Manual therapy and exercise methods were always grouped collectively under the name of Daoyin in China, and were known as Do-in Ankyo in Japan. Perhaps, then, our real interest lies in the study of Do-in? In China, the cultivation of harmony through philosophy and art was not separate from practical considerations in healing. The practitioner’s sensitivity and skill is dependent on personal integrity, presence and heightened awareness developed through training the body and mind. In Japan, too, the most important characteristic of manual therapy was the focus on Hara, a completely Japanese way of integrating knowledge and experience into unified spontaneous action. Manual therapies retained some formal elements but diagnosis and treatment were mostly transmitted, learned, applied and modified through directly experiential means, That is, they were internally absorbed and understood.

The experiential path in healing is the inner path, directly transmitted and received through practice. It is a unified path that recognises the integrity of the whole person, body and mind, Touch may be quite specific but the nuances of contact emerge spontaneously, reflecting the whole situation. Only general non-specific guidance is offered, so giver and receiver can come freely into harmony, and both will benefit from the immediate qualities and information in the exchange. This inner experiential path is an accepted aspect of professional Shiatsu training but it is usually subjugated to the requirements of concept and form. Experience itself is spontaneous and does not distinguish professional roles and procedures. It is our conventional trainings that emphasise the pathways of formal medical knowledge and procedure.

Seiki is a vehicle for this broad and open experiential path. It was developed by its founder Akinobu Kishi, as a way of investigating our personal condition and developing sensitivity and harmony through shared practice in which Yin and Yang forces can percolate our being in their untold diverse ways *.

Seiki draws on Japanese Ki Culture and Hara practice. It offers exercises in body movement awareness linked to the breath (Gyoki), and simple and safe ways of sharing treatment through touch. By encouraging the necessary patience, attention and trust it allows space for spontaneous adjustments (Katsugen) that are expressions of harmony. Seiki practice offers many benefits and it is open to everyone wanting to learn.

Katsugen is a most important element in healing, but it is the least understood aspect of Seiki, and perhaps the most difficult to accept and integrate into the clinical model of treatment.

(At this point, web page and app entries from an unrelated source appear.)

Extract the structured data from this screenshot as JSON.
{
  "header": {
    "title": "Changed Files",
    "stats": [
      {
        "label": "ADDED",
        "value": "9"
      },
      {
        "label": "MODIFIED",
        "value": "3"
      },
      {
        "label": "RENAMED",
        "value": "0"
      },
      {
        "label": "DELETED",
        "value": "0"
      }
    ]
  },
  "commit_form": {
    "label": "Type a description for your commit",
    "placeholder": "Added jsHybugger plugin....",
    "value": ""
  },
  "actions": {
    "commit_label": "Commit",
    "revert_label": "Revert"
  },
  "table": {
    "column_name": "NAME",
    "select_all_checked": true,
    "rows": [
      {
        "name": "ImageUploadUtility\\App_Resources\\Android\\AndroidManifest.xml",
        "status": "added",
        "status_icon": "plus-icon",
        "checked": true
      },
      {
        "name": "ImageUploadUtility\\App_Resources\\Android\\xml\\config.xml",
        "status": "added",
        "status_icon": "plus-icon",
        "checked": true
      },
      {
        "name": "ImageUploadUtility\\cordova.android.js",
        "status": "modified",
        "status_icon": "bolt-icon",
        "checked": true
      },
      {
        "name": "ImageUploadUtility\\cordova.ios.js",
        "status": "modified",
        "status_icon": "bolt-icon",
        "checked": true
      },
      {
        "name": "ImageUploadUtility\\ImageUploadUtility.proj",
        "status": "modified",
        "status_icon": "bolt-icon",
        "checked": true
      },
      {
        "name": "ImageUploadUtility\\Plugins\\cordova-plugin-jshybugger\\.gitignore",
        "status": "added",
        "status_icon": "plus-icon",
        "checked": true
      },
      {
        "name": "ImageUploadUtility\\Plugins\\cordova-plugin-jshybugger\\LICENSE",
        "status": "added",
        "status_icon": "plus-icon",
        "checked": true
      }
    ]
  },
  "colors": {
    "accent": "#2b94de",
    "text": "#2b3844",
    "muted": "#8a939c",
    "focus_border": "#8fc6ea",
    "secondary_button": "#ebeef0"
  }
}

For this reason it is important to encourage the practice of Katsugen in group workshops and ongoing open classes or guided sessions, not just for students or professionals in shiatsu and other bodywork therapies but all others interested in personal development, health and harmony.

Nowadays a lot of people are suffering from the distortions of the global market economy.

Those of us who practise alternative and complementary medicine are in a dilemma because we usually work outside the state health system, and so are obliged to operate within the private sector. It is important that we value ourselves and our work in the market place, yet many of us might wish to offer our skills to those most in need. There is no reason why we cannot develop new models of flexible practice beyond individual therapy, and I would suggest we refocus on integreted basic trainings for teaching Do-in Touch through regular community classes. Seiki remains an important option for  personal exploration of the experiential path and deeper awareness of the tradition. PL.


*These general principles of Ki can be experienced, confirmed and appreciated within the body and mind of the living breathing person, functioning in the natural and social environment. Ki is whole life-movement expressed in multiple ways. Life circumstances produce a distortion of this whole, and an apparent separation. Through training, that is by consciously engaging in appropriate practices, the pattern of distortion can be perceived.  Intellectually, all this can be understood another way, as Yin-Yang philosophy, Kyo-jitsu, etcetera, but we do not always have to take this route.